  3. keyboard settings  
  4. Location settings
  5. Network settings –   3g, wifi, wifi authentication (like on the tube)
  6. Native share
  7. Test Non retina devices
  8. Privacy settings – Don’t let the app use the camera, what would happen etc
  9. Storing data 
  10. Uninstalling

Fragmentation of devices is tricky, try to pick the most common ones.

Performance is super important – make sure this is in your definition of done!

If the app crashes or is slow, people will react badly to it.


Other bits

Automated Testing

I talked to a number of people about automated testing and its value.

Everyone agreed that unit testing is fundamental as they are quick to run and give us some level of confidence, but did question how valuable UI testing is as it can be incredibly time consuming to maintain, especially if you try to test more than basic functionality.

It took me back to the agile testing pyramid and the fact that we should be unit testing more.

Api testing

Net a porter spoke about their approach to API testing

They unit test all the core parameters and manually test using soap opera scenarios using a REST client.

Technical Testers

There is loads online at the moment about testers needing to be developers to stay in ‘agile’.   Today is so easy to learn online, so we talked that upskilling will have value but that testers are also useful elsewhere in an agile team.  The role of tester will become a lot more collaborative with other members of the team and guiding others about quality.

Dealing with sprint bugs

–  add unit tests for them!!

Regression Testing With Trello

We are in the process of creating automated regressions tests, so at the moment we test everything manually.

This means we need to have a pretty good check over the whole website every time we release so need a good set of regression tests.

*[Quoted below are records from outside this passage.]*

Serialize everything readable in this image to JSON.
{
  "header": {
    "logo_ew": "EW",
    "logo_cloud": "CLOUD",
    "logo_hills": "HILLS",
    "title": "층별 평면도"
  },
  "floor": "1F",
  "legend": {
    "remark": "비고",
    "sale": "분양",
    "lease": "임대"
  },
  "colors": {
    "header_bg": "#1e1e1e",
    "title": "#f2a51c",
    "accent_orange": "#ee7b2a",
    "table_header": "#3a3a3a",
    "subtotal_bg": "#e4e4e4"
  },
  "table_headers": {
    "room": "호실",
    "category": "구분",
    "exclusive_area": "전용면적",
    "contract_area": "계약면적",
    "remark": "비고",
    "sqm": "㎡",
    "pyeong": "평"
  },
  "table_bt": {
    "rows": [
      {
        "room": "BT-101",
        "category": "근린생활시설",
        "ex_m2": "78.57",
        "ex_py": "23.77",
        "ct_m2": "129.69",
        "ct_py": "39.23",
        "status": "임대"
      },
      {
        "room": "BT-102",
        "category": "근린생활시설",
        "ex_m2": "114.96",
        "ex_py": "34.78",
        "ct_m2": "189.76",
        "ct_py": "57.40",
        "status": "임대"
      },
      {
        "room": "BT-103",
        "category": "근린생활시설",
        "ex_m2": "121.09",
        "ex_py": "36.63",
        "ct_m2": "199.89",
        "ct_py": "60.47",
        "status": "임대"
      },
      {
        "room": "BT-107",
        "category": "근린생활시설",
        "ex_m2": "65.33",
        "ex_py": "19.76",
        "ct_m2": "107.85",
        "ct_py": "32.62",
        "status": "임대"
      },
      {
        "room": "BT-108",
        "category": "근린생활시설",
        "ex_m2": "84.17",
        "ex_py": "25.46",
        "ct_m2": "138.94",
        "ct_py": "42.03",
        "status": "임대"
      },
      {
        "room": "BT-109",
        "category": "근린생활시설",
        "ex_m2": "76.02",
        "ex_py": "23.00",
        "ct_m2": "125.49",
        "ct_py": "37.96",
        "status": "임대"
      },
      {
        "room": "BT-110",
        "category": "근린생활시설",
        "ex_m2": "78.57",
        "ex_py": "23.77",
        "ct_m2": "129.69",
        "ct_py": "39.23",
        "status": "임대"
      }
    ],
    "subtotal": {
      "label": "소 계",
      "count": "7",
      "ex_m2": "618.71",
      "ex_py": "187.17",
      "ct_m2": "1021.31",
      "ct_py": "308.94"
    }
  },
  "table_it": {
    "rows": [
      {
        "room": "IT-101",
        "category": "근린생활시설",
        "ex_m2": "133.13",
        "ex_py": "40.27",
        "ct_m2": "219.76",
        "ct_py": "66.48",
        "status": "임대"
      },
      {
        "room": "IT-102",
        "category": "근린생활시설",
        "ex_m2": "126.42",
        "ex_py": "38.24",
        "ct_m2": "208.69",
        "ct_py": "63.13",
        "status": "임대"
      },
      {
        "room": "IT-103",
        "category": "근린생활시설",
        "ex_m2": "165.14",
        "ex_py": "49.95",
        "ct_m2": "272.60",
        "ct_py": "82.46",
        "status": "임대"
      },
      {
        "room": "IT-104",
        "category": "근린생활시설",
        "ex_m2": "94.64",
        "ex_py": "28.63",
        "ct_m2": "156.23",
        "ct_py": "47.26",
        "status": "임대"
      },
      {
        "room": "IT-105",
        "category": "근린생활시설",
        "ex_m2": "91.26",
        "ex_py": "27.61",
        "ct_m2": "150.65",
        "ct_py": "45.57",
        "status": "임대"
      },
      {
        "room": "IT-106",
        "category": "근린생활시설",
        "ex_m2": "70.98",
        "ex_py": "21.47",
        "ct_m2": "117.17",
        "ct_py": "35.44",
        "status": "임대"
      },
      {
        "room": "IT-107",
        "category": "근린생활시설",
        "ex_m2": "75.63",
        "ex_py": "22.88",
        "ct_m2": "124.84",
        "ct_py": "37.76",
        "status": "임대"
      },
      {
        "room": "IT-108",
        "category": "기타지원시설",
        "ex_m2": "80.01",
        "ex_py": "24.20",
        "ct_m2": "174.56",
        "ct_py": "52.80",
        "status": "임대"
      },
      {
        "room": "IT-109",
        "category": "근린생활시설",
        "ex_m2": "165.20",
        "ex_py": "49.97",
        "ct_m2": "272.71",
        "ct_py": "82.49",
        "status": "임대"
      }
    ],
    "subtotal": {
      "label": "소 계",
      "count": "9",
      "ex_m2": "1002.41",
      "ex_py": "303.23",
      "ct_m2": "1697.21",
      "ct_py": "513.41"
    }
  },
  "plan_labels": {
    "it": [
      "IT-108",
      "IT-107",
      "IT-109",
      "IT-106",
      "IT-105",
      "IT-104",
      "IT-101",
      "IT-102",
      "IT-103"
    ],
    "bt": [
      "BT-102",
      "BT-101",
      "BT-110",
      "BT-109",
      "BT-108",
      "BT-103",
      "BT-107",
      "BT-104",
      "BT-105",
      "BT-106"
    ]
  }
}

Running regression tests can sometimes be a little boring.  When I started my new job (although that was a while ago now) we had some very ugly excel test scripts for this purpose and when I asked people to run them the look on their faces was not good, so I set to work to change that.  I could have used some test management software, but after testing a few they were not really quite what I was looking for.   They overcomplicated what I wanted to make a simple process.

I need to know what we need to test and the state of each one in real time, so I can monitor anything we need to sort out as we are testing.

So I used Trello cards for my tests.

Each card has a browser which I allocate using a label.  We have focused testing 90 minute sessions to run through each testing board (as I have a few for different products).

Testers can drag the cards and assign themselves to it (although I don’t force them too) and once they have finished the test they can pass or fail it.

If cards fail they get a comment with the bug detail.    We do use a separate bug board but Ill cover that another time.


**Eventually what we can of these will be automated.

Each Trello card has a summary of what we need to test or as some might call them a testing charter.  Plus any browsers that need to be tested and a link to any acceptance test if there is one.   It’s not scripted, but should give whoever is testing enough information to go off and explore that are of the site.   For some cards we have acceptance tests so these are linked to which should also help people test.

When we test everyone gets involved: QA, Developers, Database Developers, BAs, Product Owners and other business people.

People seem to like running tests in Trello, but I think it would get a lot more complicated if we broke down our tests so they were very detailed.   The testing is quite high level but it does let us know that the basics of our site are working.

My Trello regression testing process is still being worked on, so I will probably update my blog as I make changes.

There are a few other things I use Trello too which I will share….  And there’s always talk of the testing cats!!

Lizzy’s Blog

I’ve been meaning to do this for a long time.   I started testing a while ago and was taught all about how to write really long test scripts.   However I soon learned there are better ways to get work done, so this will be where I try and share some of the ways I try to do things and make testing more fun for everyone.

Hopefully one day Ill get there